> [What the task requires]
Locate all lines in the data below that hold "name" and show them.

==============================

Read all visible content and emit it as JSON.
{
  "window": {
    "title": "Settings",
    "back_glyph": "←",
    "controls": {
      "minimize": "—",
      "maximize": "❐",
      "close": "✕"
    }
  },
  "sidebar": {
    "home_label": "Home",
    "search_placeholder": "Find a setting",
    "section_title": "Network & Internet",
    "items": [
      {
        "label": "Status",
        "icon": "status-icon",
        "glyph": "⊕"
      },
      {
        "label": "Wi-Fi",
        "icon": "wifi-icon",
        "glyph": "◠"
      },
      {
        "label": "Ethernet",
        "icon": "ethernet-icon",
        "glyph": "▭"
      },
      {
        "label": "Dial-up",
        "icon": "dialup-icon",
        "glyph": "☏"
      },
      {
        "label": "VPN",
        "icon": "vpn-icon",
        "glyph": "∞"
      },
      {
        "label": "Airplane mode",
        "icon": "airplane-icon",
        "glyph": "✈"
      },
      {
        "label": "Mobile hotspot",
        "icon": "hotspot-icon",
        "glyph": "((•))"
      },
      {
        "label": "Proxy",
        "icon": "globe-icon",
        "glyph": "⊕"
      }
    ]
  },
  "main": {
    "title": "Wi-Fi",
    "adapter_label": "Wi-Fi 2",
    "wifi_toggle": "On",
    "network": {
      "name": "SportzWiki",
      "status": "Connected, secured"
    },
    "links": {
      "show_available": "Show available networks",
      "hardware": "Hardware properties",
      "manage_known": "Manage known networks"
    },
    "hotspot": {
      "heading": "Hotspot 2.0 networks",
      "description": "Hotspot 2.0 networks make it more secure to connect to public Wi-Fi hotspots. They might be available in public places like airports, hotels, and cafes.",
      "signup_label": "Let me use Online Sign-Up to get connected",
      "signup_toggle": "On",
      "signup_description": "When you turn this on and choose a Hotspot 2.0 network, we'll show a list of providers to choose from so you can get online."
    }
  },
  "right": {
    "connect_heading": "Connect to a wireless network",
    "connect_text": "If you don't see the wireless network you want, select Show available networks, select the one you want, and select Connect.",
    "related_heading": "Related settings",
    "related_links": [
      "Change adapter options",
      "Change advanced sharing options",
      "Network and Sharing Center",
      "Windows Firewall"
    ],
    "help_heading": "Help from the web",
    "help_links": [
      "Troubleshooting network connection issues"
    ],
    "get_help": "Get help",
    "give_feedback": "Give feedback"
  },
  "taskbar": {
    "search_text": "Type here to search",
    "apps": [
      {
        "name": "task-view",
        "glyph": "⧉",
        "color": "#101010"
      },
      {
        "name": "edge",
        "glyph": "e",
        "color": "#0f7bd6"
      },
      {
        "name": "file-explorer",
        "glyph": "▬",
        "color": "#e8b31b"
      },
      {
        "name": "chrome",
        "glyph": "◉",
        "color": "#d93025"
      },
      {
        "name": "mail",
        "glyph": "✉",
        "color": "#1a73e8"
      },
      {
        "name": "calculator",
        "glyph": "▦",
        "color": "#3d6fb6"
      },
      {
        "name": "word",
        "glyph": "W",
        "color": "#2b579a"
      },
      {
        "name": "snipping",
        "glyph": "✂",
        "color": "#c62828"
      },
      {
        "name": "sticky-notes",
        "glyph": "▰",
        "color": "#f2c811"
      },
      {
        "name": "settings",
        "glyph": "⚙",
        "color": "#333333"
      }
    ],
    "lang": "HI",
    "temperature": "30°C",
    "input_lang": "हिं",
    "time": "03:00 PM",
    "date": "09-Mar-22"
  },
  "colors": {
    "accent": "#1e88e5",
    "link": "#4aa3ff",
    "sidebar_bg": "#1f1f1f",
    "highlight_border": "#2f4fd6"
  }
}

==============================

> [Output of the exercise]
      "name": "SportzWiki",
        "name": "task-view",
        "name": "edge",
        "name": "file-explorer",
        "name": "chrome",
        "name": "mail",
        "name": "calculator",
        "name": "word",
        "name": "snipping",
        "name": "sticky-notes",
        "name": "settings",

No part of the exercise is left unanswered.